REQUIRED WORK
In the entries, find all lines that hold the word "JSON" and copy them.

(Interface dataset entries)

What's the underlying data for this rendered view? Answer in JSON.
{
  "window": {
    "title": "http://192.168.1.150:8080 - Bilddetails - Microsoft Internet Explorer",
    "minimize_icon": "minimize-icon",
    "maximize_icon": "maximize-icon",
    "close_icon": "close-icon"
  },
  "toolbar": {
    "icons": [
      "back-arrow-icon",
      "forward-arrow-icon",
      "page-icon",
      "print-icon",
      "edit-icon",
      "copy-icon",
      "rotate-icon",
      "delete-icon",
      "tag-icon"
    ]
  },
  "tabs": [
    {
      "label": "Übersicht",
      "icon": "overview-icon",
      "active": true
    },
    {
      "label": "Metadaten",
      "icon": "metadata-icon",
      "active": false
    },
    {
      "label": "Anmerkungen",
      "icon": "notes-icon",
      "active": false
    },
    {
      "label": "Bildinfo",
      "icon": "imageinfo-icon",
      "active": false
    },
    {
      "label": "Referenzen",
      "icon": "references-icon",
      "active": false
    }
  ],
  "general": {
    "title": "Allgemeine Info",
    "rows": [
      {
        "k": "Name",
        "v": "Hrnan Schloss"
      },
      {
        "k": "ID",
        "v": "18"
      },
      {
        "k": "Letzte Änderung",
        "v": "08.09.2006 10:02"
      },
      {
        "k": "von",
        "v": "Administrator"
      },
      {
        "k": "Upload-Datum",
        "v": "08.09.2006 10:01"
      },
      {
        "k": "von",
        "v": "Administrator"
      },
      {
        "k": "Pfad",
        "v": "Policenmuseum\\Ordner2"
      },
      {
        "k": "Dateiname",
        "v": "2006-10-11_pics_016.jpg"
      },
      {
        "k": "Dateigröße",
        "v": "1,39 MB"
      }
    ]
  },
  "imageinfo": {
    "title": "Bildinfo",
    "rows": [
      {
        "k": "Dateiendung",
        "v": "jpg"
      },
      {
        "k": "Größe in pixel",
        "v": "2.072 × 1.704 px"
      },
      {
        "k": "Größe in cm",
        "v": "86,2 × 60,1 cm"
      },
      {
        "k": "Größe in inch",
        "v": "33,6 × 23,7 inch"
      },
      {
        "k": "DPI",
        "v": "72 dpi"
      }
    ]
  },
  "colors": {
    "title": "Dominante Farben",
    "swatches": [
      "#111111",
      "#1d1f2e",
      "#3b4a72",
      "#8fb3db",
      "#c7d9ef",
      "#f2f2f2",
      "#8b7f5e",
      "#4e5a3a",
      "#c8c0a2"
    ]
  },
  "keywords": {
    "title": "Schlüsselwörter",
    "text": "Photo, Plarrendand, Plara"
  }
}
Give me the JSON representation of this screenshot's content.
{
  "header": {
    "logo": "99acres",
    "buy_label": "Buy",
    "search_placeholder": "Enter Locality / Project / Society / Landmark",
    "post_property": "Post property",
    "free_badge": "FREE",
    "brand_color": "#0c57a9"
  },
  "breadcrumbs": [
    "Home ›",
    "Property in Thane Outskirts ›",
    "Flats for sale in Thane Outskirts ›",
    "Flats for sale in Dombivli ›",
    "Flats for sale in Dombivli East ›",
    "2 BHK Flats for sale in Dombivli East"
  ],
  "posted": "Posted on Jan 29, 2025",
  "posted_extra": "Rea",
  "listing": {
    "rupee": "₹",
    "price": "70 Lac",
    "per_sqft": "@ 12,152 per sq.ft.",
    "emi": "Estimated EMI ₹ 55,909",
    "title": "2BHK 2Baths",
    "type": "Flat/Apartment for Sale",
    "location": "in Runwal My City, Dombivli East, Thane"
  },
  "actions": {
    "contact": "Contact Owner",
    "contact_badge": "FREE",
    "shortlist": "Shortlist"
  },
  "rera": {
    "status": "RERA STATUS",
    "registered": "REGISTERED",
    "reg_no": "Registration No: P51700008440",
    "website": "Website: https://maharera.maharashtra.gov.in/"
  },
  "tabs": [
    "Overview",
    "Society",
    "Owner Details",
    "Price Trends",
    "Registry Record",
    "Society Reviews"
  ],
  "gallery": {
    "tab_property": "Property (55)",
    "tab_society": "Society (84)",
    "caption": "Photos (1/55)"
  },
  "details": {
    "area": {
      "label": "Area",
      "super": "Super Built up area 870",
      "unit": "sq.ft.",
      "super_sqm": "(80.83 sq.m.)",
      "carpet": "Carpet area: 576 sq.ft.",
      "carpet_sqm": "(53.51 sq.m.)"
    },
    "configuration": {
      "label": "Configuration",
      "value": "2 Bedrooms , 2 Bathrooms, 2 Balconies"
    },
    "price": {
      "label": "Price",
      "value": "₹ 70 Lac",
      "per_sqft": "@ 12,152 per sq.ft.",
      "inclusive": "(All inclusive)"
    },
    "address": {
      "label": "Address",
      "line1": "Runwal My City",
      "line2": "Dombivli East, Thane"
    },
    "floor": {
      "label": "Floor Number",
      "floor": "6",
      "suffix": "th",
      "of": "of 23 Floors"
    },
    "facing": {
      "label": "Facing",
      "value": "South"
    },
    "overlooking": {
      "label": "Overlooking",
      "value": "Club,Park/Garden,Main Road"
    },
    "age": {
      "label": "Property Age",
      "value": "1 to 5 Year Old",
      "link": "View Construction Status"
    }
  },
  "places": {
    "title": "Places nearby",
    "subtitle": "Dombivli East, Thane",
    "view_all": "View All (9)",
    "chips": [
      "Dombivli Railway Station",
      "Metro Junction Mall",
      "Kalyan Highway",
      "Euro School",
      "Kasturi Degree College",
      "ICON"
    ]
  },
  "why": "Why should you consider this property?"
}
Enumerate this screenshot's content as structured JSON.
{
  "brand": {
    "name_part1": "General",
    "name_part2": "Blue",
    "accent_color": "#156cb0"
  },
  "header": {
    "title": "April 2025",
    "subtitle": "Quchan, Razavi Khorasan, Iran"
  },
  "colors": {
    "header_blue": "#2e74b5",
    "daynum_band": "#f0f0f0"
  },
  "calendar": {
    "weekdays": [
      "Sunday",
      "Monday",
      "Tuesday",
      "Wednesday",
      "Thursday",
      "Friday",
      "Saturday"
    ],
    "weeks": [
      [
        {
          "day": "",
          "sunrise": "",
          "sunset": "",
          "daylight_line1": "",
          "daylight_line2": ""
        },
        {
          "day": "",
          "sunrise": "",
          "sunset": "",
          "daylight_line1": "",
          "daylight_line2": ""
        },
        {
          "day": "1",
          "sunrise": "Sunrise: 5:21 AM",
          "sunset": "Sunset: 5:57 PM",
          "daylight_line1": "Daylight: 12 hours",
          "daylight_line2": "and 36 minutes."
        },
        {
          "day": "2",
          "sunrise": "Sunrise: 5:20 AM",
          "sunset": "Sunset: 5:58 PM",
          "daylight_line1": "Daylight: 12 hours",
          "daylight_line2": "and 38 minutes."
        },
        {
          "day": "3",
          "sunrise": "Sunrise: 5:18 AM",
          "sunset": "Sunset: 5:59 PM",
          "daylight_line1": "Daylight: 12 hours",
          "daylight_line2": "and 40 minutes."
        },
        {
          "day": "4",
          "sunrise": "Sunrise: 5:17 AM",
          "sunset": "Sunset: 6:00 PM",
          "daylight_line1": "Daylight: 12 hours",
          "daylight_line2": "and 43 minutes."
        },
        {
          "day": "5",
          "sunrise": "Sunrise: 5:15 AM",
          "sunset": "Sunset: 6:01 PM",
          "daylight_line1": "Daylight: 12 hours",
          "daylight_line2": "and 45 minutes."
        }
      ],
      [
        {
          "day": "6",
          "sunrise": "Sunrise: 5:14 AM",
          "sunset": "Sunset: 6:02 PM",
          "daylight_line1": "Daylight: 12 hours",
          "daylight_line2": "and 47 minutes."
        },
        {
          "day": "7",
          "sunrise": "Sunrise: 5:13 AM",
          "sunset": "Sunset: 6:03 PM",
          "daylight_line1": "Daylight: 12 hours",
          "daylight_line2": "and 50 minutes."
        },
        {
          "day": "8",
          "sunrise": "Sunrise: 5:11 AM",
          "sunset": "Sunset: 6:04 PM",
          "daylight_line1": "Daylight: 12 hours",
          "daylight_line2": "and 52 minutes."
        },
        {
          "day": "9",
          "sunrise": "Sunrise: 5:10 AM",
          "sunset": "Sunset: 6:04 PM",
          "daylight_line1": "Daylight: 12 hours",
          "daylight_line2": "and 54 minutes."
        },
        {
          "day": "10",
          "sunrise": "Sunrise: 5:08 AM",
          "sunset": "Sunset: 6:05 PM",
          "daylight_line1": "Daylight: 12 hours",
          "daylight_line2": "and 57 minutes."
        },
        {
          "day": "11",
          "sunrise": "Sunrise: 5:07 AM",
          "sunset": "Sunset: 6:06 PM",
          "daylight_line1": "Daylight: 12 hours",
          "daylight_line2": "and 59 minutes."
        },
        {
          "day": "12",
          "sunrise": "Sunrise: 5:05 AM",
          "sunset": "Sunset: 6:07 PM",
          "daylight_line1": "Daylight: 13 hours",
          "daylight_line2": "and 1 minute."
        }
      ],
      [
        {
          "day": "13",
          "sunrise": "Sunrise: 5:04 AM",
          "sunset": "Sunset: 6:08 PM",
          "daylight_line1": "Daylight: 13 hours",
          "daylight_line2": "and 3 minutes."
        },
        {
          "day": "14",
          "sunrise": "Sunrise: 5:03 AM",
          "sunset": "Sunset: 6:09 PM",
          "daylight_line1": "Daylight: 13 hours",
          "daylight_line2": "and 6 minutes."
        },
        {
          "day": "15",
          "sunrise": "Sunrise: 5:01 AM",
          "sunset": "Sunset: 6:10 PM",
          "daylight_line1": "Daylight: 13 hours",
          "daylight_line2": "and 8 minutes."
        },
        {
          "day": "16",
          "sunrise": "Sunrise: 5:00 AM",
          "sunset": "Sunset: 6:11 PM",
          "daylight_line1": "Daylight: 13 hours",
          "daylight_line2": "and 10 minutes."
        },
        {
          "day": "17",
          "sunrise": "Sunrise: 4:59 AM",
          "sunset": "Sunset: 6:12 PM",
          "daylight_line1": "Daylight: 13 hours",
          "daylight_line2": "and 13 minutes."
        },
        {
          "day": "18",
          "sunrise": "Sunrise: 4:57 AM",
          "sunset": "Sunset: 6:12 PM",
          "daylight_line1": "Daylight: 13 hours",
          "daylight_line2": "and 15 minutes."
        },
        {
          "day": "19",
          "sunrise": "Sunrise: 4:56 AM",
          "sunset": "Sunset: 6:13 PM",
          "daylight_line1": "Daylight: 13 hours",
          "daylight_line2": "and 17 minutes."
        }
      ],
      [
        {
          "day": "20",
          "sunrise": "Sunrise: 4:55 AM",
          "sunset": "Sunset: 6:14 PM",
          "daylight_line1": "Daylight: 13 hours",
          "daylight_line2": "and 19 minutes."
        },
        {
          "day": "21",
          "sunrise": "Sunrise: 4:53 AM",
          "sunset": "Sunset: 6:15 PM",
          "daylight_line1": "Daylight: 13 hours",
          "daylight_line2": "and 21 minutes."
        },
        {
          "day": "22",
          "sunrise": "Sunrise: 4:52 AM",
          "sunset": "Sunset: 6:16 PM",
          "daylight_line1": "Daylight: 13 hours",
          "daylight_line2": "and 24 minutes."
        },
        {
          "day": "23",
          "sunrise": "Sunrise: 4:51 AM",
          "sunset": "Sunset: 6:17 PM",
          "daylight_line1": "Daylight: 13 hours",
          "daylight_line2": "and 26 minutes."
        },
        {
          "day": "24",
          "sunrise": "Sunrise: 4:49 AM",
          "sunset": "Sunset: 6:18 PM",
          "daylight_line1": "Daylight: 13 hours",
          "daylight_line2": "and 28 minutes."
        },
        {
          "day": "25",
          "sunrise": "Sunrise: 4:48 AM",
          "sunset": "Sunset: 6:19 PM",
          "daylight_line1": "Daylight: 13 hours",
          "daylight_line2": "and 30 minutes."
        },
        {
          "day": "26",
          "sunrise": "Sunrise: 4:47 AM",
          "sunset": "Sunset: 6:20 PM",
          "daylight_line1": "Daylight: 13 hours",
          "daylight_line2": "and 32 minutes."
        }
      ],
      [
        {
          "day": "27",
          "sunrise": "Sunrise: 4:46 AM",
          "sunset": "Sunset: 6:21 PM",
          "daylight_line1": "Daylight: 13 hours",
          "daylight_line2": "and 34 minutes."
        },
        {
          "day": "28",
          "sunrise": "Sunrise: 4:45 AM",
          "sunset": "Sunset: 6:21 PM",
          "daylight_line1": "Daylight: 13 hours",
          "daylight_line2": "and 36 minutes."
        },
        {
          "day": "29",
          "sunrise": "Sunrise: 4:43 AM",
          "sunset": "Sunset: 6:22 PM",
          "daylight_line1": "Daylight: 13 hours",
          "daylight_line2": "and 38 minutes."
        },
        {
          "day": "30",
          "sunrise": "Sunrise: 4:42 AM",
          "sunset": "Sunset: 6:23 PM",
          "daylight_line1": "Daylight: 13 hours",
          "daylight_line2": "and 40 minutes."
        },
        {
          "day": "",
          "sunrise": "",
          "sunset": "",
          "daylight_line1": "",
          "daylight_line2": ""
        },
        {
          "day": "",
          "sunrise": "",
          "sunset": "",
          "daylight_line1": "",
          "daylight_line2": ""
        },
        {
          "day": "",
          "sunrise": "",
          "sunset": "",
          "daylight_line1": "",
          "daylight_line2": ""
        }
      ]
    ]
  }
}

WRITTEN REPLY
What's the underlying data for this rendered view? Answer in JSON.
Give me the JSON representation of this screenshot's content.
Enumerate this screenshot's content as structured JSON.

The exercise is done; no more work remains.